## [Exercise data]
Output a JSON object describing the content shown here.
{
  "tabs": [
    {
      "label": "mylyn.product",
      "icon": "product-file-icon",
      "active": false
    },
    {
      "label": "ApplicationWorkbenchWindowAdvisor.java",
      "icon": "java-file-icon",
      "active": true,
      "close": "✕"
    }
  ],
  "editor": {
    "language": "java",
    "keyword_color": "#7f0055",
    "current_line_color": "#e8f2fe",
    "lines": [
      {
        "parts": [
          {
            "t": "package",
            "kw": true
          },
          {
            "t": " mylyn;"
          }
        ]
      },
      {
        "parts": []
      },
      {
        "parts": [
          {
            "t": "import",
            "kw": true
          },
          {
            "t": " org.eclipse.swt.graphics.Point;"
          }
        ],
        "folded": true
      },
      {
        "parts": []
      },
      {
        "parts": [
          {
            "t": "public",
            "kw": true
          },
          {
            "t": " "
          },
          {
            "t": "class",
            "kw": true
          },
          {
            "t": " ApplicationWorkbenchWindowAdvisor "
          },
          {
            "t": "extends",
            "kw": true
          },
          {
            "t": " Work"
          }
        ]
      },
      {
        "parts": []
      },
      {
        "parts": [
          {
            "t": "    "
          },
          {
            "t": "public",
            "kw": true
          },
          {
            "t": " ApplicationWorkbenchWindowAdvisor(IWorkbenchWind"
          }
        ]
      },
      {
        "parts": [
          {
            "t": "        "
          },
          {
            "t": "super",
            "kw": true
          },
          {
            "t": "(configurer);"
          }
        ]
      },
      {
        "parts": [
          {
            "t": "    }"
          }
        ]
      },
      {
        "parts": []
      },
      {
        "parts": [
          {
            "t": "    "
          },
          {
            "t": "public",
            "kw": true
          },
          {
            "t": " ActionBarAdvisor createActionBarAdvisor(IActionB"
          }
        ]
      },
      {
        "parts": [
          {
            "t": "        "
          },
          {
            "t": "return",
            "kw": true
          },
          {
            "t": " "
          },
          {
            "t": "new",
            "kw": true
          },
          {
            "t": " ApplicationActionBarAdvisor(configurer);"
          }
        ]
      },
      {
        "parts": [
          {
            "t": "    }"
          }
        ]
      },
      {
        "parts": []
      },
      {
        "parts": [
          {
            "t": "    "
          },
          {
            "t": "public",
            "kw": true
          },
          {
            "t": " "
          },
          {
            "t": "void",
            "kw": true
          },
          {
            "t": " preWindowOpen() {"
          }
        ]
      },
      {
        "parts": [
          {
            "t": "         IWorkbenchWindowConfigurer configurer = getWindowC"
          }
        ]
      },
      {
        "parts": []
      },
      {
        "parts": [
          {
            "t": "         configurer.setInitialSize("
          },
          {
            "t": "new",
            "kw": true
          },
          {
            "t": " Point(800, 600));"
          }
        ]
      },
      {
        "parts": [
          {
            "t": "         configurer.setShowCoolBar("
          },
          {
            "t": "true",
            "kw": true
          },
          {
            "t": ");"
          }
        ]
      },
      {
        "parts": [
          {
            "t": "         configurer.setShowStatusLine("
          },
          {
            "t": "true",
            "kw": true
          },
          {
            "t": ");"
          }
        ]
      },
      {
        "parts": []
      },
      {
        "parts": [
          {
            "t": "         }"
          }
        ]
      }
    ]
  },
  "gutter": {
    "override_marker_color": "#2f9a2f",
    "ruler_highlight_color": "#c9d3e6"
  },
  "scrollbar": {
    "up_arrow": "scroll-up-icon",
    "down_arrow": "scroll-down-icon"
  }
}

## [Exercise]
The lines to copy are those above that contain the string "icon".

## [Reply]
      "icon": "product-file-icon",
      "icon": "java-file-icon",
    "up_arrow": "scroll-up-icon",
    "down_arrow": "scroll-down-icon"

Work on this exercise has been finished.